I’ve gotten in the habit of checking e-mail every two or three days. The connections are pretty good here, so if you want to write, we’d be happy to hear from you. Meanwhile, we send lots of love and sunshine your way.
Uma and Shivaya
Tuesday, April 06, 2010 6:50 AM Subject: The final countdown…leaving India
The inevitable has happened, and we are enjoying our last bittersweet moments of life on Kudle Beach.

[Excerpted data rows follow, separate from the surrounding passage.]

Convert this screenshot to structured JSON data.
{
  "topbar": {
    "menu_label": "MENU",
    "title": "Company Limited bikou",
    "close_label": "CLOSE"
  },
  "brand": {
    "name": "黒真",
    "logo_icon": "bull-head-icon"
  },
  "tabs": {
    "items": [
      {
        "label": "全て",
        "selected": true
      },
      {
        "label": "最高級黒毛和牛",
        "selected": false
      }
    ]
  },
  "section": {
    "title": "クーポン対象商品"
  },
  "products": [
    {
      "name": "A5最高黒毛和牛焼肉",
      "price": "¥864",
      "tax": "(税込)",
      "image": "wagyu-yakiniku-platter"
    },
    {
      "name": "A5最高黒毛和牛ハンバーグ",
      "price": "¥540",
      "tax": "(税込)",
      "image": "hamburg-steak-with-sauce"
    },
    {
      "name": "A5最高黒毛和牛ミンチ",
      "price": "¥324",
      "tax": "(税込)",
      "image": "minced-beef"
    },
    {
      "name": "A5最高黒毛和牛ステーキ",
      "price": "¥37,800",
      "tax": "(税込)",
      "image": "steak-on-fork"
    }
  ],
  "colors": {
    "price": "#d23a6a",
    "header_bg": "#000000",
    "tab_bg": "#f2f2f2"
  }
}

Life is so simple here, both our own and the lives of the local people. As I write this, three men have just walked across our field of view carrying what must be loads of a hundred and fifty pounds of hay each–on their heads. This is the main mode of transport of goods, since there is no road access to the beach. There are small wooden boats that sometimes bring goods, but they mainly transport people. We’ve seen everything carried on the head, from daily deliveries of fruit and vegetables, glass soda bottles in cases of 24 stacked three tiers high, loads of firewood which the women carry up and down the steep and treacherous hills, to a load of bamboo poles about 12 feet long lashed together. And on two occasions, we’ve actually seen full-sized refrigerators being carried on someone’s head to one of the cafes on the beach! These people are walking barefoot or in flip-flops through sand after navigating their way up, across, and over the huge hill of hot red and black volcanic rock between the town of Gokarna and this beach. This is nothing unusual here, just the way of life.
Speaking of which, the next three loads of hay have just passed–same size loads, but this time carried by women wearing saris.

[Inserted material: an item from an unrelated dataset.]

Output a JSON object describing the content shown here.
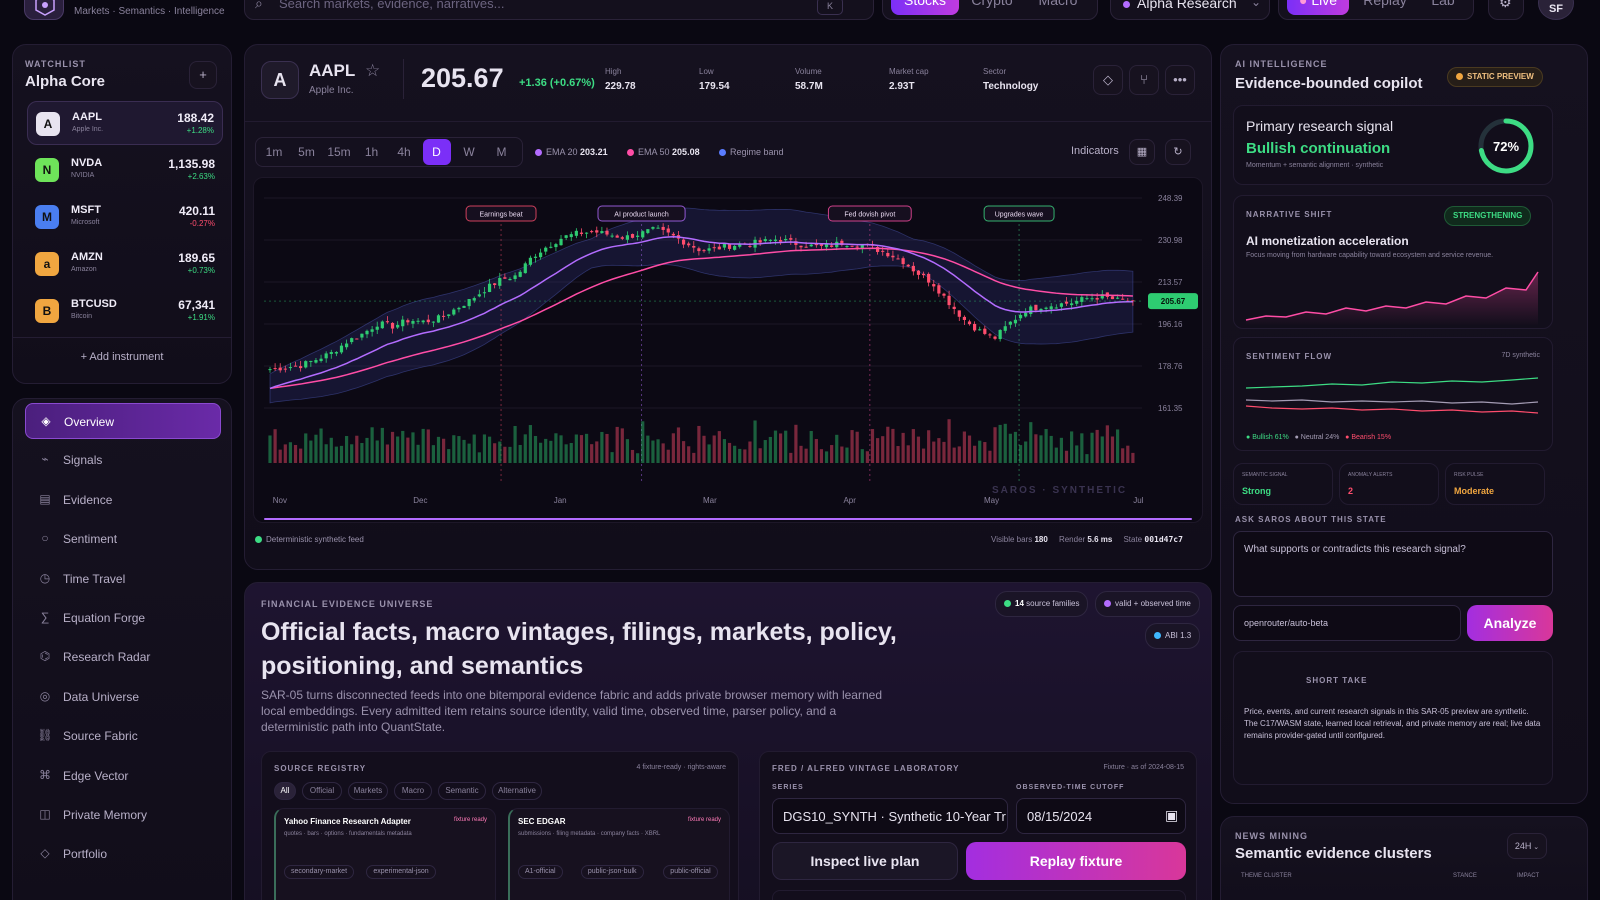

We’re now seeing the end of the tourist season. A few straggling tourists are left, and most of the cafes have closed to prepare for the coming monsoon. Many of them do this by completely dismantling their structures and storing away the materials to be reassembled next fall. The “materials” are mostly panels made of woven coconut palm leaves that get tied together to make the walls and ceilings of the cafes. These panels are about a foot wide by about seven feet long, and can be used again through several seasons. The few more permanent structures (like houses) get corrugated metal bolted across doors and windows, and other businesses cover roof and open sides with plastic sheeting to keep the rain out. Gardens are being surrounded with fences made from thickly woven thorny branches. I can’t imagine how they make these without ripping their flesh open. These fences help keep out the salty water and air that destroy the plants. Everyone is hoping for a better rainy season this year since last year they only had 20 days of rain instead of the usual three months.
Meanwhile, it has gotten hotter and hotter over the last month, so our afternoons on the porch have gotten longer and longer. We go out in the morning but are back before the intense heat of the day. We go out again in the evening as the sun is setting. So now, we’ll see only two more sunsets before we hop an overnight bus to Bangalore. We’ll arrive there Friday morning and fly out Sunday night, arriving at SFO Monday afternoon.
This has been a most amazing time. For me it has been the quietest, deepest, most extended period of peace in my life. There is talk of a road going in next year (in fact, we just saw the first evidence of it a few minutes ago), and even possibly a naval base being built here in the future. Who knows if we’ll ever be back, or what we’ll find if we do come back. So we are relishing our last few days, and hoping we can bring the peace we’ve gained back with us. We’ll be in touch when we get back home. Meanwhile, we send you our love on warm breezes across the ocean.
Uma and Shivaya